**Problem**
Your reply should repeat all records verbatim and contain no images.

(The input)

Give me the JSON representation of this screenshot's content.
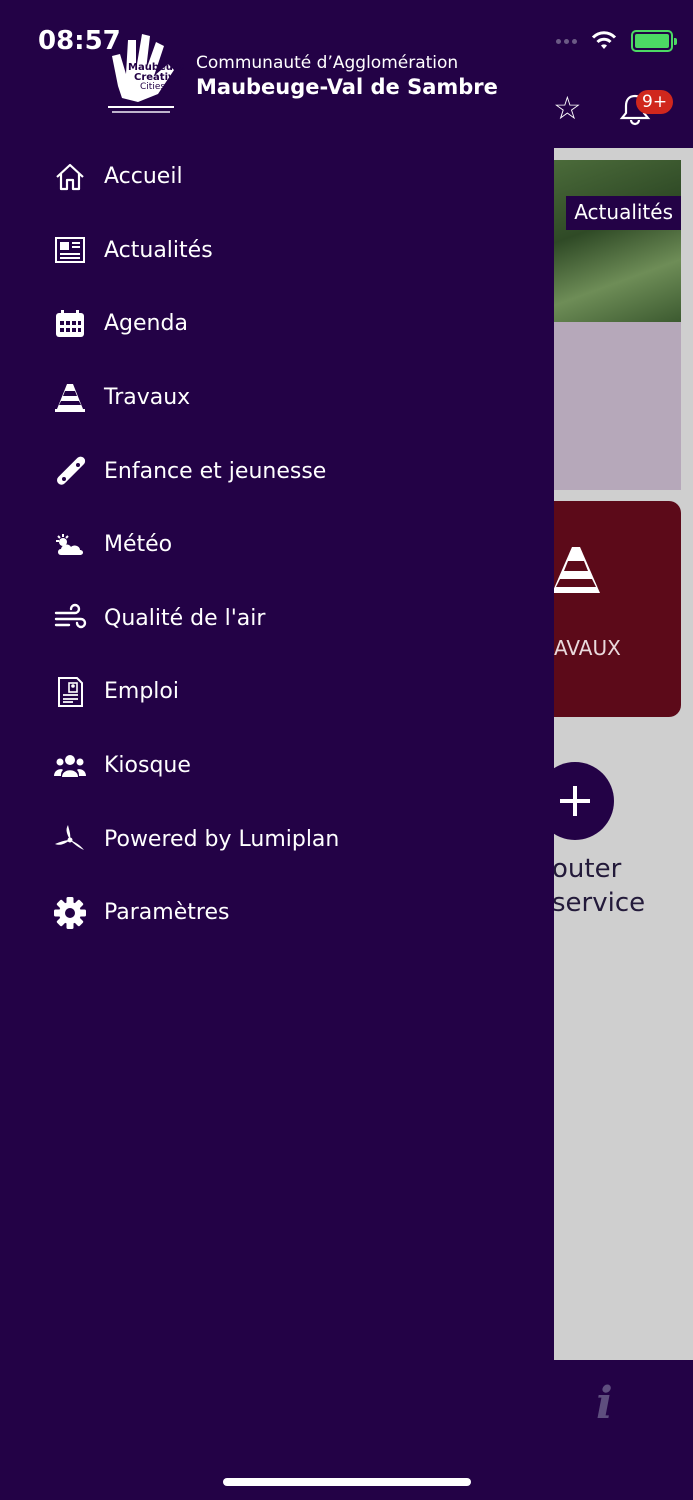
{
  "status_bar": {
    "time": "08:57"
  },
  "brand": {
    "line1": "Communauté d’Agglomération",
    "line2": "Maubeuge-Val de Sambre",
    "logo_text": "Maubeuge Creative Cities"
  },
  "menu": [
    {
      "label": "Accueil",
      "icon": "home-icon"
    },
    {
      "label": "Actualités",
      "icon": "newspaper-icon"
    },
    {
      "label": "Agenda",
      "icon": "calendar-icon"
    },
    {
      "label": "Travaux",
      "icon": "traffic-cone-icon"
    },
    {
      "label": "Enfance et jeunesse",
      "icon": "skateboard-icon"
    },
    {
      "label": "Météo",
      "icon": "weather-icon"
    },
    {
      "label": "Qualité de l'air",
      "icon": "wind-icon"
    },
    {
      "label": "Emploi",
      "icon": "resume-icon"
    },
    {
      "label": "Kiosque",
      "icon": "users-icon"
    },
    {
      "label": "Powered by Lumiplan",
      "icon": "lumiplan-icon"
    },
    {
      "label": "Paramètres",
      "icon": "gear-icon"
    }
  ],
  "background": {
    "notification_badge": "9+",
    "news_tag": "Actualités",
    "travaux_label": "AVAUX",
    "add_service_label": "outer\nservice"
  },
  "colors": {
    "drawer": "#230246",
    "travaux_card": "#5c0a19",
    "badge": "#d0271d",
    "battery": "#4cd964"
  }
}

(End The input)

**Solution for this exercise**
Give me the JSON representation of this screenshot's content.
{
  "status_bar": {
    "time": "08:57"
  },
  "brand": {
    "line1": "Communauté d’Agglomération",
    "line2": "Maubeuge-Val de Sambre",
    "logo_text": "Maubeuge Creative Cities"
  },
  "menu": [
    {
      "label": "Accueil",
      "icon": "home-icon"
    },
    {
      "label": "Actualités",
      "icon": "newspaper-icon"
    },
    {
      "label": "Agenda",
      "icon": "calendar-icon"
    },
    {
      "label": "Travaux",
      "icon": "traffic-cone-icon"
    },
    {
      "label": "Enfance et jeunesse",
      "icon": "skateboard-icon"
    },
    {
      "label": "Météo",
      "icon": "weather-icon"
    },
    {
      "label": "Qualité de l'air",
      "icon": "wind-icon"
    },
    {
      "label": "Emploi",
      "icon": "resume-icon"
    },
    {
      "label": "Kiosque",
      "icon": "users-icon"
    },
    {
      "label": "Powered by Lumiplan",
      "icon": "lumiplan-icon"
    },
    {
      "label": "Paramètres",
      "icon": "gear-icon"
    }
  ],
  "background": {
    "notification_badge": "9+",
    "news_tag": "Actualités",
    "travaux_label": "AVAUX",
    "add_service_label": "outer\nservice"
  },
  "colors": {
    "drawer": "#230246",
    "travaux_card": "#5c0a19",
    "badge": "#d0271d",
    "battery": "#4cd964"
  }
}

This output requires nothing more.